**WHAT IS REQUIRED:**
Each line of data below must be printed exactly as written, with any pictures removed.

**INPUT DATA:**
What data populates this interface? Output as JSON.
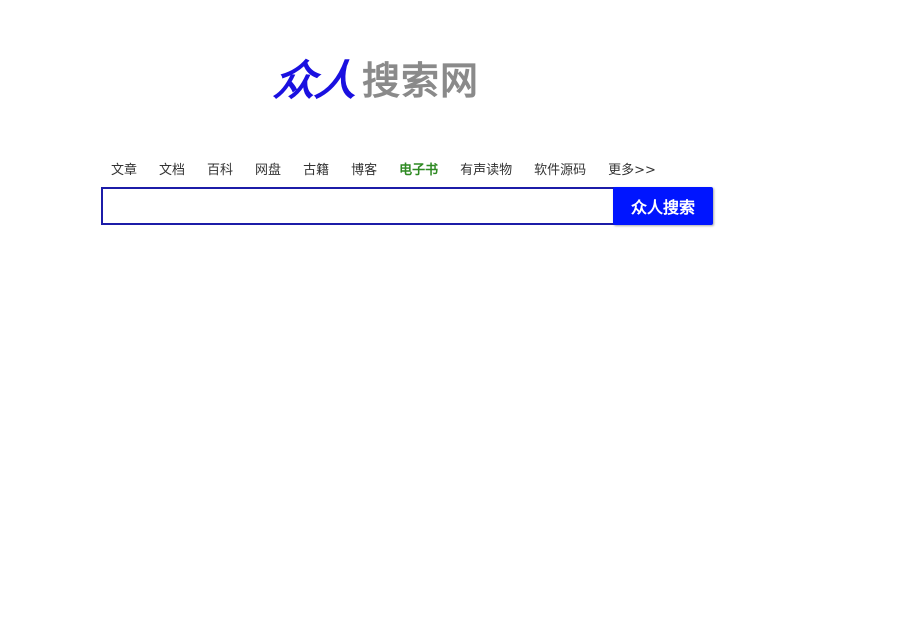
{
  "logo": {
    "part1": "众人",
    "part2": "搜索网"
  },
  "tabs": [
    {
      "label": "文章"
    },
    {
      "label": "文档"
    },
    {
      "label": "百科"
    },
    {
      "label": "网盘"
    },
    {
      "label": "古籍"
    },
    {
      "label": "博客"
    },
    {
      "label": "电子书"
    },
    {
      "label": "有声读物"
    },
    {
      "label": "软件源码"
    },
    {
      "label": "更多>>"
    }
  ],
  "active_tab": "电子书",
  "search": {
    "value": "",
    "placeholder": "",
    "button_label": "众人搜索"
  },
  "colors": {
    "brand_blue": "#1a10e0",
    "logo_gray": "#8a8a8a",
    "active_tab": "#2f8a23",
    "button_bg": "#0015ff",
    "input_border": "#1c1ca8"
  }
}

**SOLUTION TO THE PROBLEM:**
What data populates this interface? Output as JSON.
{
  "logo": {
    "part1": "众人",
    "part2": "搜索网"
  },
  "tabs": [
    {
      "label": "文章"
    },
    {
      "label": "文档"
    },
    {
      "label": "百科"
    },
    {
      "label": "网盘"
    },
    {
      "label": "古籍"
    },
    {
      "label": "博客"
    },
    {
      "label": "电子书"
    },
    {
      "label": "有声读物"
    },
    {
      "label": "软件源码"
    },
    {
      "label": "更多>>"
    }
  ],
  "active_tab": "电子书",
  "search": {
    "value": "",
    "placeholder": "",
    "button_label": "众人搜索"
  },
  "colors": {
    "brand_blue": "#1a10e0",
    "logo_gray": "#8a8a8a",
    "active_tab": "#2f8a23",
    "button_bg": "#0015ff",
    "input_border": "#1c1ca8"
  }
}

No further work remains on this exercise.